(Page and application data records)
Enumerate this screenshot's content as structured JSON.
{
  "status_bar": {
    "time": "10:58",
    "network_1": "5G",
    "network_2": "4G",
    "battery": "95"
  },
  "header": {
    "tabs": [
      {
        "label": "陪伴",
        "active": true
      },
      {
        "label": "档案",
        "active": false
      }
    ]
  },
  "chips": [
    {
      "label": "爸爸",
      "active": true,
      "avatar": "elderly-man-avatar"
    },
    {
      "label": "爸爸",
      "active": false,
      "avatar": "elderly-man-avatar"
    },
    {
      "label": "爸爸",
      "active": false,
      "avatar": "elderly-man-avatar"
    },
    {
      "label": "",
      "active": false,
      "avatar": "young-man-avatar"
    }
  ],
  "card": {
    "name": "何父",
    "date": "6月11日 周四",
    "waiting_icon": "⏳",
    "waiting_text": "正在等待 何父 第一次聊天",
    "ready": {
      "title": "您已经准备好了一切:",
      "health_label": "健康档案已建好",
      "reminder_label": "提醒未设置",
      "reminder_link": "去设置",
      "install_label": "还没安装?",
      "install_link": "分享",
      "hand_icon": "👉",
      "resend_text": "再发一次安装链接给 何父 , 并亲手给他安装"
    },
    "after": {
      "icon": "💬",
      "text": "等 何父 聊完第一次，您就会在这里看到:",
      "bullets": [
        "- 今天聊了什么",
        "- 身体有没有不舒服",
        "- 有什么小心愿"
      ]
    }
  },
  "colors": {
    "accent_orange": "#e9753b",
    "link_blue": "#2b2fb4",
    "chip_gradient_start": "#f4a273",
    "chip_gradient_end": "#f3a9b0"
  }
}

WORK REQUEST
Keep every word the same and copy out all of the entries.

ANSWER FOR THE TASK
Enumerate this screenshot's content as structured JSON.
{
  "status_bar": {
    "time": "10:58",
    "network_1": "5G",
    "network_2": "4G",
    "battery": "95"
  },
  "header": {
    "tabs": [
      {
        "label": "陪伴",
        "active": true
      },
      {
        "label": "档案",
        "active": false
      }
    ]
  },
  "chips": [
    {
      "label": "爸爸",
      "active": true,
      "avatar": "elderly-man-avatar"
    },
    {
      "label": "爸爸",
      "active": false,
      "avatar": "elderly-man-avatar"
    },
    {
      "label": "爸爸",
      "active": false,
      "avatar": "elderly-man-avatar"
    },
    {
      "label": "",
      "active": false,
      "avatar": "young-man-avatar"
    }
  ],
  "card": {
    "name": "何父",
    "date": "6月11日 周四",
    "waiting_icon": "⏳",
    "waiting_text": "正在等待 何父 第一次聊天",
    "ready": {
      "title": "您已经准备好了一切:",
      "health_label": "健康档案已建好",
      "reminder_label": "提醒未设置",
      "reminder_link": "去设置",
      "install_label": "还没安装?",
      "install_link": "分享",
      "hand_icon": "👉",
      "resend_text": "再发一次安装链接给 何父 , 并亲手给他安装"
    },
    "after": {
      "icon": "💬",
      "text": "等 何父 聊完第一次，您就会在这里看到:",
      "bullets": [
        "- 今天聊了什么",
        "- 身体有没有不舒服",
        "- 有什么小心愿"
      ]
    }
  },
  "colors": {
    "accent_orange": "#e9753b",
    "link_blue": "#2b2fb4",
    "chip_gradient_start": "#f4a273",
    "chip_gradient_end": "#f3a9b0"
  }
}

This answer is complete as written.